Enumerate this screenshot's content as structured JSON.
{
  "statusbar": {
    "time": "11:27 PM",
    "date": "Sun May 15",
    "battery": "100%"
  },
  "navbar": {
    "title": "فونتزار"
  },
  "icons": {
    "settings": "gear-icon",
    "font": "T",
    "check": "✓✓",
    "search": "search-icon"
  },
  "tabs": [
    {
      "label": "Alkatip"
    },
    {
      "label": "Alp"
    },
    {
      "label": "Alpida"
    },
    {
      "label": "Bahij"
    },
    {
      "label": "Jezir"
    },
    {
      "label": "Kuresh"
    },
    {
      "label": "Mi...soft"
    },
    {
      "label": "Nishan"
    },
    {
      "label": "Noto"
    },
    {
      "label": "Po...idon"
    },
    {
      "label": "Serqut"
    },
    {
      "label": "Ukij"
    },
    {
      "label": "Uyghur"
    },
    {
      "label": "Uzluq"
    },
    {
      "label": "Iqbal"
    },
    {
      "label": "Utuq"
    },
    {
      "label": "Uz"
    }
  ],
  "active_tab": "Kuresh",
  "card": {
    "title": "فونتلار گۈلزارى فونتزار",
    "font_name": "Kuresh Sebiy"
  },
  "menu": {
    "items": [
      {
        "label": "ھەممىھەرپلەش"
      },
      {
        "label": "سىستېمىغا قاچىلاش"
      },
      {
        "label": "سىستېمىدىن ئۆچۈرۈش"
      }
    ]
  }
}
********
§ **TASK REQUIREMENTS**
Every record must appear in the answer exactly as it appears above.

§ **REPLY**
Enumerate this screenshot's content as structured JSON.
{
  "statusbar": {
    "time": "11:27 PM",
    "date": "Sun May 15",
    "battery": "100%"
  },
  "navbar": {
    "title": "فونتزار"
  },
  "icons": {
    "settings": "gear-icon",
    "font": "T",
    "check": "✓✓",
    "search": "search-icon"
  },
  "tabs": [
    {
      "label": "Alkatip"
    },
    {
      "label": "Alp"
    },
    {
      "label": "Alpida"
    },
    {
      "label": "Bahij"
    },
    {
      "label": "Jezir"
    },
    {
      "label": "Kuresh"
    },
    {
      "label": "Mi...soft"
    },
    {
      "label": "Nishan"
    },
    {
      "label": "Noto"
    },
    {
      "label": "Po...idon"
    },
    {
      "label": "Serqut"
    },
    {
      "label": "Ukij"
    },
    {
      "label": "Uyghur"
    },
    {
      "label": "Uzluq"
    },
    {
      "label": "Iqbal"
    },
    {
      "label": "Utuq"
    },
    {
      "label": "Uz"
    }
  ],
  "active_tab": "Kuresh",
  "card": {
    "title": "فونتلار گۈلزارى فونتزار",
    "font_name": "Kuresh Sebiy"
  },
  "menu": {
    "items": [
      {
        "label": "ھەممىھەرپلەش"
      },
      {
        "label": "سىستېمىغا قاچىلاش"
      },
      {
        "label": "سىستېمىدىن ئۆچۈرۈش"
      }
    ]
  }
}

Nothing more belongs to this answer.